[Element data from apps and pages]
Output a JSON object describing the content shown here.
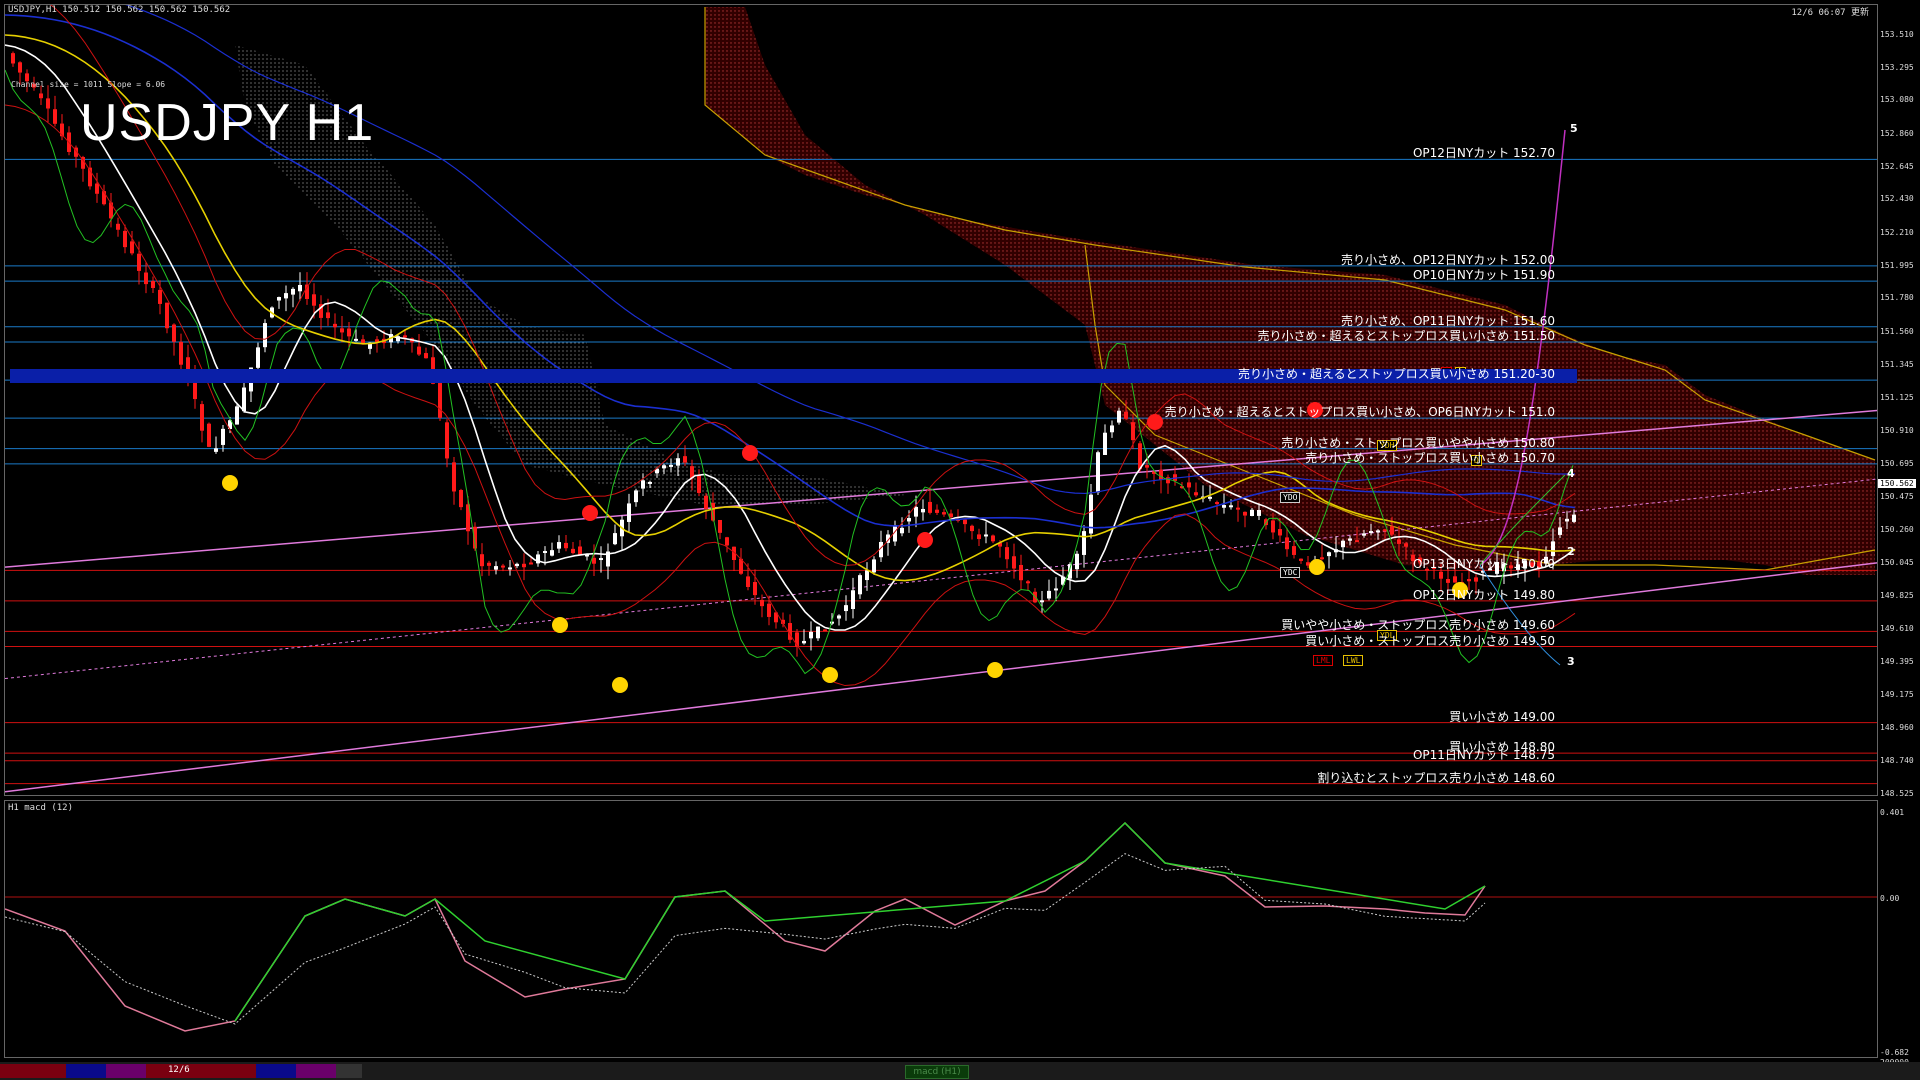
{
  "header": {
    "symbol_info": "USDJPY,H1  150.512 150.562 150.562 150.562",
    "update_time": "12/6 06:07 更新",
    "channel_info": "Channel size = 1011 Slope = 6.06",
    "title": "USDJPY H1"
  },
  "main_axis": {
    "ticks": [
      "153.510",
      "153.295",
      "153.080",
      "152.860",
      "152.645",
      "152.430",
      "152.210",
      "151.995",
      "151.780",
      "151.560",
      "151.345",
      "151.125",
      "150.910",
      "150.695",
      "150.475",
      "150.260",
      "150.045",
      "149.825",
      "149.610",
      "149.395",
      "149.175",
      "148.960",
      "148.740",
      "148.525"
    ],
    "current_price": "150.562"
  },
  "macd_axis": {
    "ticks": [
      "0.401",
      "0.00",
      "-0.682"
    ],
    "bottom": "200000"
  },
  "macd_pane": {
    "title": "H1  macd (12)"
  },
  "levels": [
    {
      "label": "OP12日NYカット 152.70",
      "price": 152.7,
      "color": "#1a7ac8"
    },
    {
      "label": "売り小さめ、OP12日NYカット 152.00",
      "price": 152.0,
      "color": "#1a7ac8"
    },
    {
      "label": "OP10日NYカット 151.90",
      "price": 151.9,
      "color": "#1a7ac8"
    },
    {
      "label": "売り小さめ、OP11日NYカット 151.60",
      "price": 151.6,
      "color": "#1a7ac8"
    },
    {
      "label": "売り小さめ・超えるとストップロス買い小さめ 151.50",
      "price": 151.5,
      "color": "#1a7ac8"
    },
    {
      "label": "売り小さめ・超えるとストップロス買い小さめ 151.20-30",
      "price": 151.25,
      "color": "#1a7ac8"
    },
    {
      "label": "売り小さめ・超えるとストップロス買い小さめ、OP6日NYカット 151.0",
      "price": 151.0,
      "color": "#1a7ac8"
    },
    {
      "label": "売り小さめ・ストップロス買いやや小さめ 150.80",
      "price": 150.8,
      "color": "#1a7ac8"
    },
    {
      "label": "売り小さめ・ストップロス買い小さめ 150.70",
      "price": 150.7,
      "color": "#1a7ac8"
    },
    {
      "label": "OP13日NYカット 150.00",
      "price": 150.0,
      "color": "#d01010"
    },
    {
      "label": "OP12日NYカット 149.80",
      "price": 149.8,
      "color": "#d01010"
    },
    {
      "label": "買いやや小さめ・ストップロス売り小さめ 149.60",
      "price": 149.6,
      "color": "#d01010"
    },
    {
      "label": "買い小さめ・ストップロス売り小さめ 149.50",
      "price": 149.5,
      "color": "#d01010"
    },
    {
      "label": "買い小さめ 149.00",
      "price": 149.0,
      "color": "#d01010"
    },
    {
      "label": "買い小さめ 148.80",
      "price": 148.8,
      "color": "#d01010"
    },
    {
      "label": "OP11日NYカット 148.75",
      "price": 148.75,
      "color": "#d01010"
    },
    {
      "label": "割り込むとストップロス売り小さめ 148.60",
      "price": 148.6,
      "color": "#d01010"
    }
  ],
  "waves": [
    "5",
    "4",
    "2",
    "3"
  ],
  "boxes": [
    "YDH",
    "YDO",
    "YDC",
    "YDL",
    "LML",
    "LWL",
    "M",
    "W",
    "D"
  ],
  "tabbar": {
    "date": "12/6",
    "macd_tab": "macd (H1)"
  },
  "colors": {
    "level_blue": "#1a7ac8",
    "level_red": "#d01010",
    "ma_yellow": "#e6d000",
    "ma_white": "#ffffff",
    "ma_blue": "#1b2fd0",
    "trend_pink": "#e07adc",
    "macd_green": "#2fd02f",
    "macd_pink": "#e07a9a"
  }
}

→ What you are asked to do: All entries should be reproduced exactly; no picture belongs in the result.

→ Solution to this problem:
Output a JSON object describing the content shown here.
{
  "header": {
    "symbol_info": "USDJPY,H1  150.512 150.562 150.562 150.562",
    "update_time": "12/6 06:07 更新",
    "channel_info": "Channel size = 1011 Slope = 6.06",
    "title": "USDJPY H1"
  },
  "main_axis": {
    "ticks": [
      "153.510",
      "153.295",
      "153.080",
      "152.860",
      "152.645",
      "152.430",
      "152.210",
      "151.995",
      "151.780",
      "151.560",
      "151.345",
      "151.125",
      "150.910",
      "150.695",
      "150.475",
      "150.260",
      "150.045",
      "149.825",
      "149.610",
      "149.395",
      "149.175",
      "148.960",
      "148.740",
      "148.525"
    ],
    "current_price": "150.562"
  },
  "macd_axis": {
    "ticks": [
      "0.401",
      "0.00",
      "-0.682"
    ],
    "bottom": "200000"
  },
  "macd_pane": {
    "title": "H1  macd (12)"
  },
  "levels": [
    {
      "label": "OP12日NYカット 152.70",
      "price": 152.7,
      "color": "#1a7ac8"
    },
    {
      "label": "売り小さめ、OP12日NYカット 152.00",
      "price": 152.0,
      "color": "#1a7ac8"
    },
    {
      "label": "OP10日NYカット 151.90",
      "price": 151.9,
      "color": "#1a7ac8"
    },
    {
      "label": "売り小さめ、OP11日NYカット 151.60",
      "price": 151.6,
      "color": "#1a7ac8"
    },
    {
      "label": "売り小さめ・超えるとストップロス買い小さめ 151.50",
      "price": 151.5,
      "color": "#1a7ac8"
    },
    {
      "label": "売り小さめ・超えるとストップロス買い小さめ 151.20-30",
      "price": 151.25,
      "color": "#1a7ac8"
    },
    {
      "label": "売り小さめ・超えるとストップロス買い小さめ、OP6日NYカット 151.0",
      "price": 151.0,
      "color": "#1a7ac8"
    },
    {
      "label": "売り小さめ・ストップロス買いやや小さめ 150.80",
      "price": 150.8,
      "color": "#1a7ac8"
    },
    {
      "label": "売り小さめ・ストップロス買い小さめ 150.70",
      "price": 150.7,
      "color": "#1a7ac8"
    },
    {
      "label": "OP13日NYカット 150.00",
      "price": 150.0,
      "color": "#d01010"
    },
    {
      "label": "OP12日NYカット 149.80",
      "price": 149.8,
      "color": "#d01010"
    },
    {
      "label": "買いやや小さめ・ストップロス売り小さめ 149.60",
      "price": 149.6,
      "color": "#d01010"
    },
    {
      "label": "買い小さめ・ストップロス売り小さめ 149.50",
      "price": 149.5,
      "color": "#d01010"
    },
    {
      "label": "買い小さめ 149.00",
      "price": 149.0,
      "color": "#d01010"
    },
    {
      "label": "買い小さめ 148.80",
      "price": 148.8,
      "color": "#d01010"
    },
    {
      "label": "OP11日NYカット 148.75",
      "price": 148.75,
      "color": "#d01010"
    },
    {
      "label": "割り込むとストップロス売り小さめ 148.60",
      "price": 148.6,
      "color": "#d01010"
    }
  ],
  "waves": [
    "5",
    "4",
    "2",
    "3"
  ],
  "boxes": [
    "YDH",
    "YDO",
    "YDC",
    "YDL",
    "LML",
    "LWL",
    "M",
    "W",
    "D"
  ],
  "tabbar": {
    "date": "12/6",
    "macd_tab": "macd (H1)"
  },
  "colors": {
    "level_blue": "#1a7ac8",
    "level_red": "#d01010",
    "ma_yellow": "#e6d000",
    "ma_white": "#ffffff",
    "ma_blue": "#1b2fd0",
    "trend_pink": "#e07adc",
    "macd_green": "#2fd02f",
    "macd_pink": "#e07a9a"
  }
}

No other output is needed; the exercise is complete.